> _Brief_
Reproduce the full listing without a single change.
Study material Start Marker
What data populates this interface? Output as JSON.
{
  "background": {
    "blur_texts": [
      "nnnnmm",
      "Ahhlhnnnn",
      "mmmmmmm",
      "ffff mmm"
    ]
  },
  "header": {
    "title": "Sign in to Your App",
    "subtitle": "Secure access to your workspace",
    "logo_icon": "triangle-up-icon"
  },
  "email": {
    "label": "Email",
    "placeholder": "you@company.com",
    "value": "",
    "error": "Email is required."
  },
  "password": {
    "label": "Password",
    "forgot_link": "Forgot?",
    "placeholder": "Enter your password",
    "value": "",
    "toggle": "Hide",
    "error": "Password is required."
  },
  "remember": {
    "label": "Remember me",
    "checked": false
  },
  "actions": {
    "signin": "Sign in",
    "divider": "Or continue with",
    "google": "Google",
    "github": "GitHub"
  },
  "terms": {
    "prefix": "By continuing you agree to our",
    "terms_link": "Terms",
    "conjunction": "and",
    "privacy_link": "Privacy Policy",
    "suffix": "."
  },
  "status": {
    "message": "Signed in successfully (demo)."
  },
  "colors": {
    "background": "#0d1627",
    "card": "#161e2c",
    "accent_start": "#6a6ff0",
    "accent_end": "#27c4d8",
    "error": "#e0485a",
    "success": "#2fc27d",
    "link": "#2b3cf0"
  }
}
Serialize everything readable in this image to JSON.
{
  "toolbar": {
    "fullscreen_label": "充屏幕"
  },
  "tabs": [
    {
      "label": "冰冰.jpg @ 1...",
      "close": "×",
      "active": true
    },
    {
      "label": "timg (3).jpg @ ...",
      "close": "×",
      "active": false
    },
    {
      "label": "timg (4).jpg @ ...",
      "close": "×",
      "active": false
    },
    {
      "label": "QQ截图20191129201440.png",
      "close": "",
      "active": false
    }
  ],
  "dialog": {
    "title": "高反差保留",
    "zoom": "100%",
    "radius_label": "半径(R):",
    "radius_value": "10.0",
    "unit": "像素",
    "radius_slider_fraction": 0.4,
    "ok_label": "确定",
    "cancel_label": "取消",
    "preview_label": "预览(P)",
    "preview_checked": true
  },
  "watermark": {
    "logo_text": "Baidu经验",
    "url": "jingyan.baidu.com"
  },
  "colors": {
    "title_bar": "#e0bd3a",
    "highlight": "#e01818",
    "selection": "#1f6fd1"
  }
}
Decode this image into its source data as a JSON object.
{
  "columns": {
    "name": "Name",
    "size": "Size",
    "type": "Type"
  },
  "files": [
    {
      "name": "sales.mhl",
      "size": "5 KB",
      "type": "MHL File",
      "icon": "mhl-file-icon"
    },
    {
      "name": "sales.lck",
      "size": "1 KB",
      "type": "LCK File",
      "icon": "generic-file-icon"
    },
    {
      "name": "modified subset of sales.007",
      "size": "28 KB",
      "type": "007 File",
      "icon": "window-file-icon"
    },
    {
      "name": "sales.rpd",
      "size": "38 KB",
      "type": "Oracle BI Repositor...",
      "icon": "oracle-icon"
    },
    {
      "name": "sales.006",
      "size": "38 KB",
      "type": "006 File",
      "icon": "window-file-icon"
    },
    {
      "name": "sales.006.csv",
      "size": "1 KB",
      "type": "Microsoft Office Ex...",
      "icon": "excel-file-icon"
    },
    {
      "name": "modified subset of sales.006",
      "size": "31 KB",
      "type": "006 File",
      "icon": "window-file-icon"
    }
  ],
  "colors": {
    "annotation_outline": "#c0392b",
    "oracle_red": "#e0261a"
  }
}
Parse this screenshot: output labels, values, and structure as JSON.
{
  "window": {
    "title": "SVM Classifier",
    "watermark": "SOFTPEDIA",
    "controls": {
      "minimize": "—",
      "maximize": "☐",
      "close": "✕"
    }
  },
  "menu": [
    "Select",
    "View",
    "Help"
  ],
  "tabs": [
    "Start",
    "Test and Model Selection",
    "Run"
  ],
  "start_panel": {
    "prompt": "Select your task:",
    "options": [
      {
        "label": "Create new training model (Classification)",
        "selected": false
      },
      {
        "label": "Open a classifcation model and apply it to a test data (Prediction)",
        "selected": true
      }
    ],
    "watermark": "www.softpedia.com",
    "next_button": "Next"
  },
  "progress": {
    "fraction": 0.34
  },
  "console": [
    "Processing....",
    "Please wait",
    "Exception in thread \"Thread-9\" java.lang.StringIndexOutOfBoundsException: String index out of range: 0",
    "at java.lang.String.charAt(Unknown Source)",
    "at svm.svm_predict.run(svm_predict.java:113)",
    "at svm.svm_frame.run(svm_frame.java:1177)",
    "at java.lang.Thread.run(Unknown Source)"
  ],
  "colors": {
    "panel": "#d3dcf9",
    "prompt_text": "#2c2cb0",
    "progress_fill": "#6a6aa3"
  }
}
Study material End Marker
> _Solution for this exercise_
What data populates this interface? Output as JSON.
{
  "background": {
    "blur_texts": [
      "nnnnmm",
      "Ahhlhnnnn",
      "mmmmmmm",
      "ffff mmm"
    ]
  },
  "header": {
    "title": "Sign in to Your App",
    "subtitle": "Secure access to your workspace",
    "logo_icon": "triangle-up-icon"
  },
  "email": {
    "label": "Email",
    "placeholder": "you@company.com",
    "value": "",
    "error": "Email is required."
  },
  "password": {
    "label": "Password",
    "forgot_link": "Forgot?",
    "placeholder": "Enter your password",
    "value": "",
    "toggle": "Hide",
    "error": "Password is required."
  },
  "remember": {
    "label": "Remember me",
    "checked": false
  },
  "actions": {
    "signin": "Sign in",
    "divider": "Or continue with",
    "google": "Google",
    "github": "GitHub"
  },
  "terms": {
    "prefix": "By continuing you agree to our",
    "terms_link": "Terms",
    "conjunction": "and",
    "privacy_link": "Privacy Policy",
    "suffix": "."
  },
  "status": {
    "message": "Signed in successfully (demo)."
  },
  "colors": {
    "background": "#0d1627",
    "card": "#161e2c",
    "accent_start": "#6a6ff0",
    "accent_end": "#27c4d8",
    "error": "#e0485a",
    "success": "#2fc27d",
    "link": "#2b3cf0"
  }
}
Serialize everything readable in this image to JSON.
{
  "toolbar": {
    "fullscreen_label": "充屏幕"
  },
  "tabs": [
    {
      "label": "冰冰.jpg @ 1...",
      "close": "×",
      "active": true
    },
    {
      "label": "timg (3).jpg @ ...",
      "close": "×",
      "active": false
    },
    {
      "label": "timg (4).jpg @ ...",
      "close": "×",
      "active": false
    },
    {
      "label": "QQ截图20191129201440.png",
      "close": "",
      "active": false
    }
  ],
  "dialog": {
    "title": "高反差保留",
    "zoom": "100%",
    "radius_label": "半径(R):",
    "radius_value": "10.0",
    "unit": "像素",
    "radius_slider_fraction": 0.4,
    "ok_label": "确定",
    "cancel_label": "取消",
    "preview_label": "预览(P)",
    "preview_checked": true
  },
  "watermark": {
    "logo_text": "Baidu经验",
    "url": "jingyan.baidu.com"
  },
  "colors": {
    "title_bar": "#e0bd3a",
    "highlight": "#e01818",
    "selection": "#1f6fd1"
  }
}
Decode this image into its source data as a JSON object.
{
  "columns": {
    "name": "Name",
    "size": "Size",
    "type": "Type"
  },
  "files": [
    {
      "name": "sales.mhl",
      "size": "5 KB",
      "type": "MHL File",
      "icon": "mhl-file-icon"
    },
    {
      "name": "sales.lck",
      "size": "1 KB",
      "type": "LCK File",
      "icon": "generic-file-icon"
    },
    {
      "name": "modified subset of sales.007",
      "size": "28 KB",
      "type": "007 File",
      "icon": "window-file-icon"
    },
    {
      "name": "sales.rpd",
      "size": "38 KB",
      "type": "Oracle BI Repositor...",
      "icon": "oracle-icon"
    },
    {
      "name": "sales.006",
      "size": "38 KB",
      "type": "006 File",
      "icon": "window-file-icon"
    },
    {
      "name": "sales.006.csv",
      "size": "1 KB",
      "type": "Microsoft Office Ex...",
      "icon": "excel-file-icon"
    },
    {
      "name": "modified subset of sales.006",
      "size": "31 KB",
      "type": "006 File",
      "icon": "window-file-icon"
    }
  ],
  "colors": {
    "annotation_outline": "#c0392b",
    "oracle_red": "#e0261a"
  }
}
Parse this screenshot: output labels, values, and structure as JSON.
{
  "window": {
    "title": "SVM Classifier",
    "watermark": "SOFTPEDIA",
    "controls": {
      "minimize": "—",
      "maximize": "☐",
      "close": "✕"
    }
  },
  "menu": [
    "Select",
    "View",
    "Help"
  ],
  "tabs": [
    "Start",
    "Test and Model Selection",
    "Run"
  ],
  "start_panel": {
    "prompt": "Select your task:",
    "options": [
      {
        "label": "Create new training model (Classification)",
        "selected": false
      },
      {
        "label": "Open a classifcation model and apply it to a test data (Prediction)",
        "selected": true
      }
    ],
    "watermark": "www.softpedia.com",
    "next_button": "Next"
  },
  "progress": {
    "fraction": 0.34
  },
  "console": [
    "Processing....",
    "Please wait",
    "Exception in thread \"Thread-9\" java.lang.StringIndexOutOfBoundsException: String index out of range: 0",
    "at java.lang.String.charAt(Unknown Source)",
    "at svm.svm_predict.run(svm_predict.java:113)",
    "at svm.svm_frame.run(svm_frame.java:1177)",
    "at java.lang.Thread.run(Unknown Source)"
  ],
  "colors": {
    "panel": "#d3dcf9",
    "prompt_text": "#2c2cb0",
    "progress_fill": "#6a6aa3"
  }
}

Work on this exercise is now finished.